Data extracted from a collection:
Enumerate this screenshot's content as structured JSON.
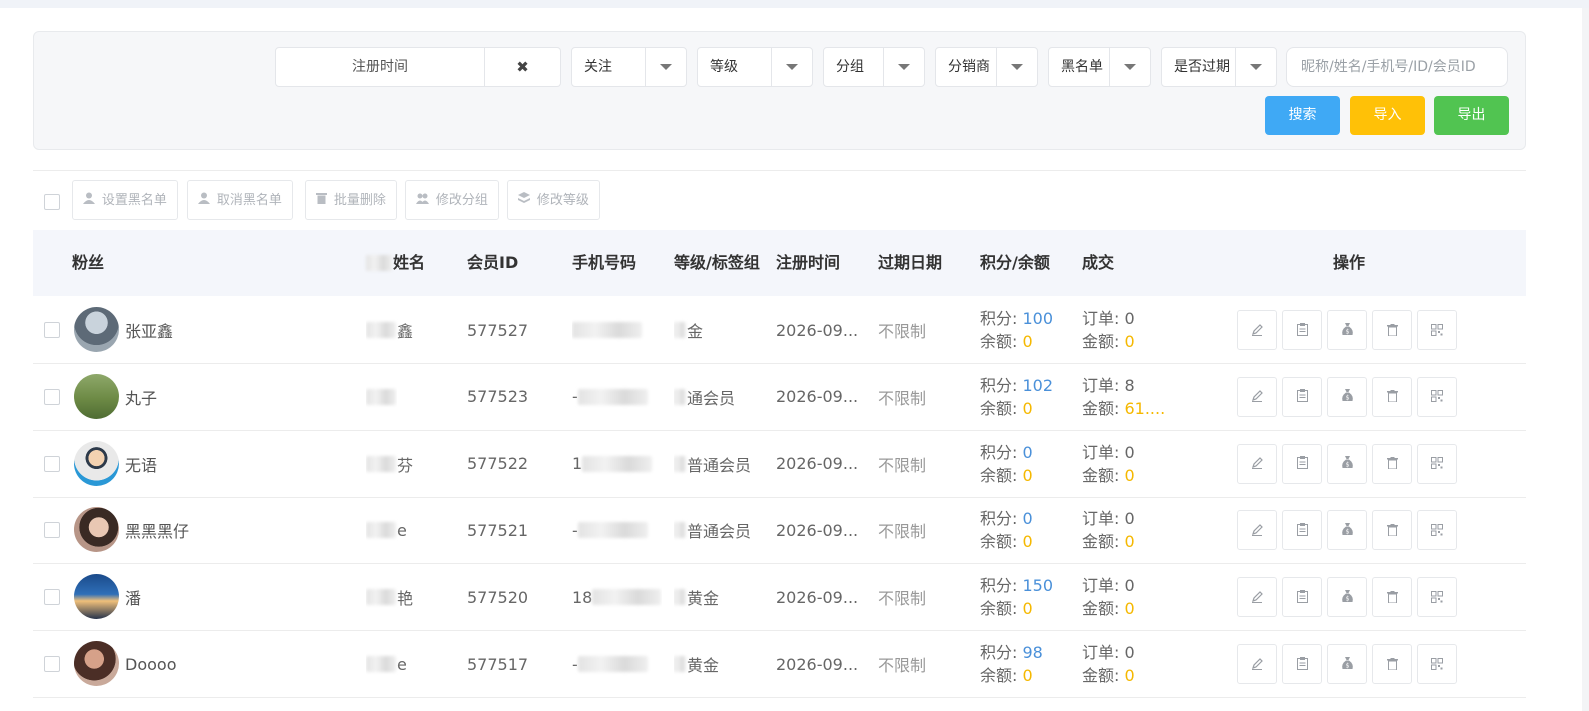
{
  "filters": {
    "date_label": "注册时间",
    "clear_symbol": "✖",
    "selects": [
      "关注",
      "等级",
      "分组",
      "分销商",
      "黑名单",
      "是否过期"
    ],
    "search_placeholder": "昵称/姓名/手机号/ID/会员ID",
    "buttons": {
      "search": "搜索",
      "import": "导入",
      "export": "导出"
    }
  },
  "colors": {
    "search_btn": "#3fa9f5",
    "import_btn": "#ffc107",
    "export_btn": "#51c451",
    "points_value": "#4a90d9",
    "money_value": "#f5b800"
  },
  "actions": [
    "设置黑名单",
    "取消黑名单",
    "批量删除",
    "修改分组",
    "修改等级"
  ],
  "action_icons": [
    "user-icon",
    "user-icon",
    "trash-icon",
    "users-icon",
    "layers-icon"
  ],
  "columns": {
    "fan": "粉丝",
    "name": "姓名",
    "member_id": "会员ID",
    "phone": "手机号码",
    "level": "等级/标签组",
    "reg_time": "注册时间",
    "expire": "过期日期",
    "points": "积分/余额",
    "deal": "成交",
    "ops": "操作"
  },
  "labels": {
    "points": "积分: ",
    "balance": "余额: ",
    "orders": "订单: ",
    "amount": "金额: "
  },
  "op_icons": [
    "edit-icon",
    "clipboard-icon",
    "money-bag-icon",
    "trash-icon",
    "qrcode-icon"
  ],
  "rows": [
    {
      "nick": "张亚鑫",
      "name": "鑫",
      "member_id": "577527",
      "phone": "",
      "level": "金",
      "reg": "2026-09...",
      "expire": "不限制",
      "points": "100",
      "balance": "0",
      "orders": "0",
      "amount": "0"
    },
    {
      "nick": "丸子",
      "name": "",
      "member_id": "577523",
      "phone": "-",
      "level": "通会员",
      "reg": "2026-09...",
      "expire": "不限制",
      "points": "102",
      "balance": "0",
      "orders": "8",
      "amount": "61...."
    },
    {
      "nick": "无语",
      "name": "芬",
      "member_id": "577522",
      "phone": "1",
      "level": "普通会员",
      "reg": "2026-09...",
      "expire": "不限制",
      "points": "0",
      "balance": "0",
      "orders": "0",
      "amount": "0"
    },
    {
      "nick": "黑黑黑仔",
      "name": "e",
      "member_id": "577521",
      "phone": "-",
      "level": "普通会员",
      "reg": "2026-09...",
      "expire": "不限制",
      "points": "0",
      "balance": "0",
      "orders": "0",
      "amount": "0"
    },
    {
      "nick": "潘",
      "name": "艳",
      "member_id": "577520",
      "phone": "18",
      "level": "黄金",
      "reg": "2026-09...",
      "expire": "不限制",
      "points": "150",
      "balance": "0",
      "orders": "0",
      "amount": "0"
    },
    {
      "nick": "Doooo",
      "name": "e",
      "member_id": "577517",
      "phone": "-",
      "level": "黄金",
      "reg": "2026-09...",
      "expire": "不限制",
      "points": "98",
      "balance": "0",
      "orders": "0",
      "amount": "0"
    }
  ]
}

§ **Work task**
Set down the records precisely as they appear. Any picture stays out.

§ **Response area**
Enumerate this screenshot's content as structured JSON.
{
  "filters": {
    "date_label": "注册时间",
    "clear_symbol": "✖",
    "selects": [
      "关注",
      "等级",
      "分组",
      "分销商",
      "黑名单",
      "是否过期"
    ],
    "search_placeholder": "昵称/姓名/手机号/ID/会员ID",
    "buttons": {
      "search": "搜索",
      "import": "导入",
      "export": "导出"
    }
  },
  "colors": {
    "search_btn": "#3fa9f5",
    "import_btn": "#ffc107",
    "export_btn": "#51c451",
    "points_value": "#4a90d9",
    "money_value": "#f5b800"
  },
  "actions": [
    "设置黑名单",
    "取消黑名单",
    "批量删除",
    "修改分组",
    "修改等级"
  ],
  "action_icons": [
    "user-icon",
    "user-icon",
    "trash-icon",
    "users-icon",
    "layers-icon"
  ],
  "columns": {
    "fan": "粉丝",
    "name": "姓名",
    "member_id": "会员ID",
    "phone": "手机号码",
    "level": "等级/标签组",
    "reg_time": "注册时间",
    "expire": "过期日期",
    "points": "积分/余额",
    "deal": "成交",
    "ops": "操作"
  },
  "labels": {
    "points": "积分: ",
    "balance": "余额: ",
    "orders": "订单: ",
    "amount": "金额: "
  },
  "op_icons": [
    "edit-icon",
    "clipboard-icon",
    "money-bag-icon",
    "trash-icon",
    "qrcode-icon"
  ],
  "rows": [
    {
      "nick": "张亚鑫",
      "name": "鑫",
      "member_id": "577527",
      "phone": "",
      "level": "金",
      "reg": "2026-09...",
      "expire": "不限制",
      "points": "100",
      "balance": "0",
      "orders": "0",
      "amount": "0"
    },
    {
      "nick": "丸子",
      "name": "",
      "member_id": "577523",
      "phone": "-",
      "level": "通会员",
      "reg": "2026-09...",
      "expire": "不限制",
      "points": "102",
      "balance": "0",
      "orders": "8",
      "amount": "61...."
    },
    {
      "nick": "无语",
      "name": "芬",
      "member_id": "577522",
      "phone": "1",
      "level": "普通会员",
      "reg": "2026-09...",
      "expire": "不限制",
      "points": "0",
      "balance": "0",
      "orders": "0",
      "amount": "0"
    },
    {
      "nick": "黑黑黑仔",
      "name": "e",
      "member_id": "577521",
      "phone": "-",
      "level": "普通会员",
      "reg": "2026-09...",
      "expire": "不限制",
      "points": "0",
      "balance": "0",
      "orders": "0",
      "amount": "0"
    },
    {
      "nick": "潘",
      "name": "艳",
      "member_id": "577520",
      "phone": "18",
      "level": "黄金",
      "reg": "2026-09...",
      "expire": "不限制",
      "points": "150",
      "balance": "0",
      "orders": "0",
      "amount": "0"
    },
    {
      "nick": "Doooo",
      "name": "e",
      "member_id": "577517",
      "phone": "-",
      "level": "黄金",
      "reg": "2026-09...",
      "expire": "不限制",
      "points": "98",
      "balance": "0",
      "orders": "0",
      "amount": "0"
    }
  ]
}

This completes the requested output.